     The board of education must undertake a community-based process to develop a blueprint for the education system in the community, and to determine the skills students will need to be successful after graduation. Each graduate should be ready for college or career.  
     The board of education also owns the responsibility to provide books and supplies for indigent and homeless children, as well as a path for their education.
     The district is also subject to all federal and state laws prohibiting discrimination on the basis of disability, race, creed, color, sex, sexual orientation, national origin, religion, ancestry, or need for special education services.
     Though not generally known, the board of education is required to adopt a dress code policy for teachers and other school employees. The board also has a duty to ensure and protect the right of schools and students to display the flag of the United States on an individual’s personal clothing and personal property, or property under their control.
     As supervisor of the superintendent of schools, the board is accountable to monitor and oversee its chief employee’s implementation of its policies and goals. Boards can determine the hiring and firing of any employee of the district. However, this approach is not always expedient. Certain positions are supervised by the superintendent and other key employees.
     Private executive sessions of the board can only be held for very specific and limited reasons. Board meetings are held in public, in compliance with the state’s Open Meetings Law. The board must be open and responsive to the public, and the public in turn must allow them to perform their duties.
     To assist in making decisions in areas sensitive to the public, the board also is authorized to create various committees.
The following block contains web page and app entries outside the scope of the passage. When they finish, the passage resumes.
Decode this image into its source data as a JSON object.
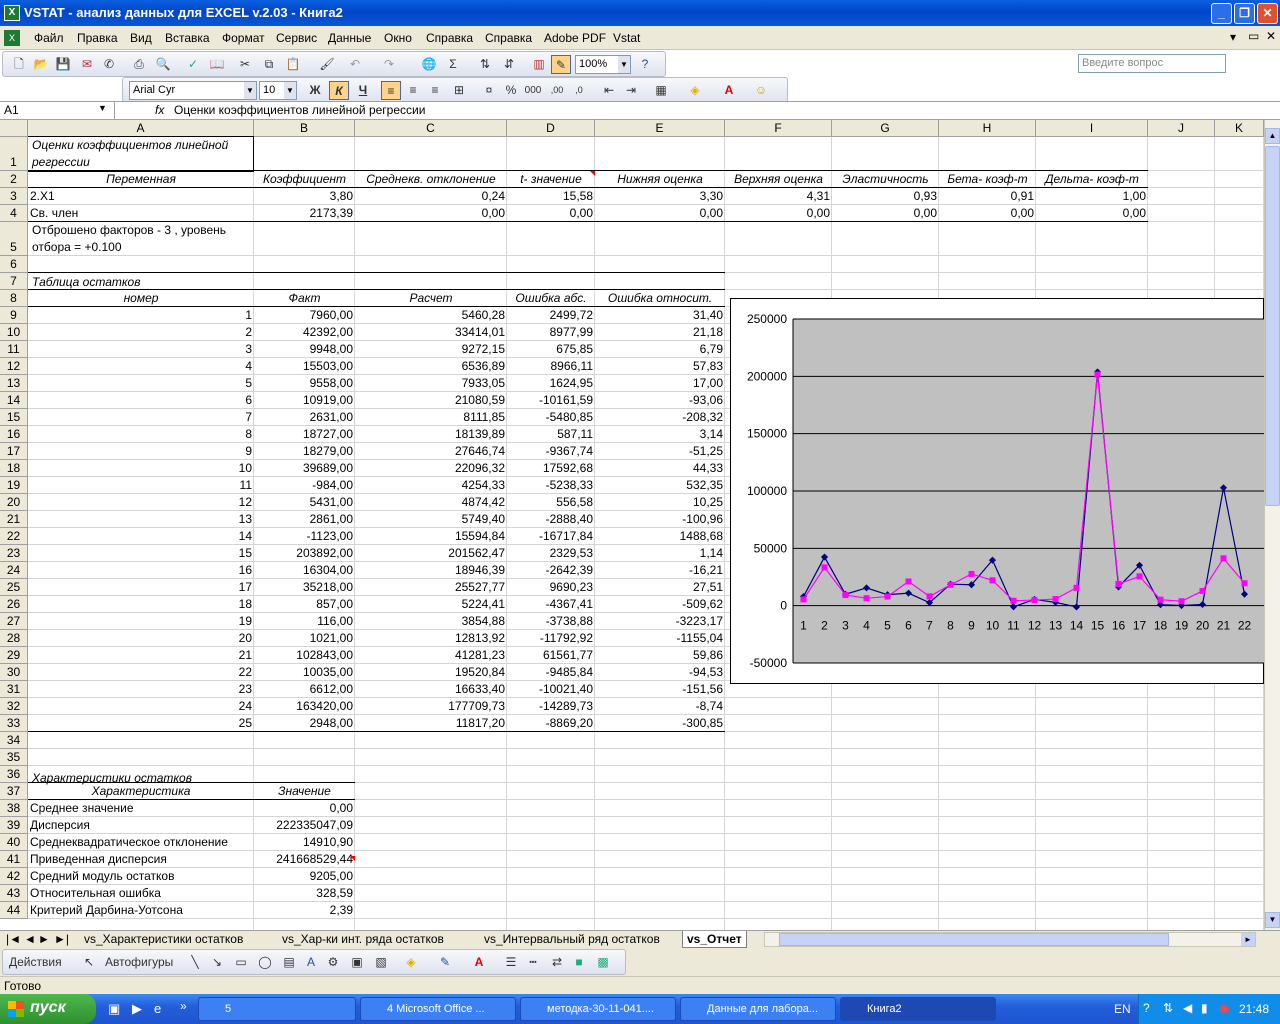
{
  "window": {
    "title": "VSTAT - анализ данных для EXCEL v.2.03 - Книга2"
  },
  "menu": [
    "Файл",
    "Правка",
    "Вид",
    "Вставка",
    "Формат",
    "Сервис",
    "Данные",
    "Окно",
    "Справка",
    "Справка",
    "Adobe PDF",
    "Vstat"
  ],
  "help_placeholder": "Введите вопрос",
  "toolbar": {
    "zoom": "100%",
    "font": "Arial Cyr",
    "size": "10",
    "bold": "Ж",
    "italic": "К",
    "underline": "Ч"
  },
  "formula_bar": {
    "cell": "A1",
    "fx": "fx",
    "value": "Оценки коэффициентов линейной регрессии"
  },
  "columns": [
    "A",
    "B",
    "C",
    "D",
    "E",
    "F",
    "G",
    "H",
    "I",
    "J",
    "K"
  ],
  "rows": [
    "1",
    "2",
    "3",
    "4",
    "5",
    "6",
    "7",
    "8",
    "9",
    "10",
    "11",
    "12",
    "13",
    "14",
    "15",
    "16",
    "17",
    "18",
    "19",
    "20",
    "21",
    "22",
    "23",
    "24",
    "25",
    "26",
    "27",
    "28",
    "29",
    "30",
    "31",
    "32",
    "33",
    "34",
    "35",
    "36",
    "37",
    "38",
    "39",
    "40",
    "41",
    "42",
    "43",
    "44"
  ],
  "sheet": {
    "a1_line1": "Оценки коэффициентов линейной",
    "a1_line2": "регрессии",
    "coef_header": [
      "Переменная",
      "Коэффициент",
      "Среднекв. отклонение",
      "t- значение",
      "Нижняя оценка",
      "Верхняя оценка",
      "Эластичность",
      "Бета- коэф-т",
      "Дельта- коэф-т"
    ],
    "coef_rows": [
      [
        "2.X1",
        "3,80",
        "0,24",
        "15,58",
        "3,30",
        "4,31",
        "0,93",
        "0,91",
        "1,00"
      ],
      [
        "Св. член",
        "2173,39",
        "0,00",
        "0,00",
        "0,00",
        "0,00",
        "0,00",
        "0,00",
        "0,00"
      ]
    ],
    "a5_line1": "Отброшено факторов - 3 , уровень",
    "a5_line2": "отбора = +0.100",
    "resid_title": "Таблица остатков",
    "resid_header": [
      "номер",
      "Факт",
      "Расчет",
      "Ошибка абс.",
      "Ошибка относит."
    ],
    "resid_rows": [
      [
        "1",
        "7960,00",
        "5460,28",
        "2499,72",
        "31,40"
      ],
      [
        "2",
        "42392,00",
        "33414,01",
        "8977,99",
        "21,18"
      ],
      [
        "3",
        "9948,00",
        "9272,15",
        "675,85",
        "6,79"
      ],
      [
        "4",
        "15503,00",
        "6536,89",
        "8966,11",
        "57,83"
      ],
      [
        "5",
        "9558,00",
        "7933,05",
        "1624,95",
        "17,00"
      ],
      [
        "6",
        "10919,00",
        "21080,59",
        "-10161,59",
        "-93,06"
      ],
      [
        "7",
        "2631,00",
        "8111,85",
        "-5480,85",
        "-208,32"
      ],
      [
        "8",
        "18727,00",
        "18139,89",
        "587,11",
        "3,14"
      ],
      [
        "9",
        "18279,00",
        "27646,74",
        "-9367,74",
        "-51,25"
      ],
      [
        "10",
        "39689,00",
        "22096,32",
        "17592,68",
        "44,33"
      ],
      [
        "11",
        "-984,00",
        "4254,33",
        "-5238,33",
        "532,35"
      ],
      [
        "12",
        "5431,00",
        "4874,42",
        "556,58",
        "10,25"
      ],
      [
        "13",
        "2861,00",
        "5749,40",
        "-2888,40",
        "-100,96"
      ],
      [
        "14",
        "-1123,00",
        "15594,84",
        "-16717,84",
        "1488,68"
      ],
      [
        "15",
        "203892,00",
        "201562,47",
        "2329,53",
        "1,14"
      ],
      [
        "16",
        "16304,00",
        "18946,39",
        "-2642,39",
        "-16,21"
      ],
      [
        "17",
        "35218,00",
        "25527,77",
        "9690,23",
        "27,51"
      ],
      [
        "18",
        "857,00",
        "5224,41",
        "-4367,41",
        "-509,62"
      ],
      [
        "19",
        "116,00",
        "3854,88",
        "-3738,88",
        "-3223,17"
      ],
      [
        "20",
        "1021,00",
        "12813,92",
        "-11792,92",
        "-1155,04"
      ],
      [
        "21",
        "102843,00",
        "41281,23",
        "61561,77",
        "59,86"
      ],
      [
        "22",
        "10035,00",
        "19520,84",
        "-9485,84",
        "-94,53"
      ],
      [
        "23",
        "6612,00",
        "16633,40",
        "-10021,40",
        "-151,56"
      ],
      [
        "24",
        "163420,00",
        "177709,73",
        "-14289,73",
        "-8,74"
      ],
      [
        "25",
        "2948,00",
        "11817,20",
        "-8869,20",
        "-300,85"
      ]
    ],
    "char_title": "Характеристики остатков",
    "char_header": [
      "Характеристика",
      "Значение"
    ],
    "char_rows": [
      [
        "Среднее значение",
        "0,00"
      ],
      [
        "Дисперсия",
        "222335047,09"
      ],
      [
        "Среднеквадратическое отклонение",
        "14910,90"
      ],
      [
        "Приведенная дисперсия",
        "241668529,44"
      ],
      [
        "Средний модуль остатков",
        "9205,00"
      ],
      [
        "Относительная ошибка",
        "328,59"
      ],
      [
        "Критерий Дарбина-Уотсона",
        "2,39"
      ]
    ]
  },
  "chart_data": {
    "type": "line",
    "x": [
      1,
      2,
      3,
      4,
      5,
      6,
      7,
      8,
      9,
      10,
      11,
      12,
      13,
      14,
      15,
      16,
      17,
      18,
      19,
      20,
      21,
      22
    ],
    "series": [
      {
        "values": [
          7960,
          42392,
          9948,
          15503,
          9558,
          10919,
          2631,
          18727,
          18279,
          39689,
          -984,
          5431,
          2861,
          -1123,
          203892,
          16304,
          35218,
          857,
          116,
          1021,
          102843,
          10035
        ],
        "color": "#000080"
      },
      {
        "values": [
          5460.28,
          33414.01,
          9272.15,
          6536.89,
          7933.05,
          21080.59,
          8111.85,
          18139.89,
          27646.74,
          22096.32,
          4254.33,
          4874.42,
          5749.4,
          15594.84,
          201562.47,
          18946.39,
          25527.77,
          5224.41,
          3854.88,
          12813.92,
          41281.23,
          19520.84
        ],
        "color": "#ff00ff"
      }
    ],
    "ylim": [
      -50000,
      250000
    ],
    "yticks": [
      "250000",
      "200000",
      "150000",
      "100000",
      "50000",
      "0",
      "-50000"
    ],
    "plot_bg": "#c0c0c0",
    "grid": true
  },
  "tabs": [
    "vs_Характеристики остатков",
    "vs_Хар-ки инт. ряда остатков",
    "vs_Интервальный ряд остатков",
    "vs_Отчет"
  ],
  "drawbar": {
    "actions": "Действия",
    "autoshapes": "Автофигуры"
  },
  "status": "Готово",
  "taskbar": {
    "start": "пуск",
    "items": [
      "5",
      "4 Microsoft Office ...",
      "методка-30-11-041....",
      "Данные для лабора...",
      "Книга2"
    ],
    "lang": "EN",
    "time": "21:48"
  }
}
Included among them are the Technology and Data Privacy Committee, the Financial Oversight Committee, and the Capital Oversight Committee. 
     Just like the board’s business meetings, these committee meetings are open to the public and must be advertised so that the community is aware and can attend. Further, minutes must always be kept in order to provide the community with as much information as possible.
     The listing here has touched on some of the board of education’s main duties, but it is not exhaustive. There are quite a few other duties that have not been discussed. These can be found by reading state statutes.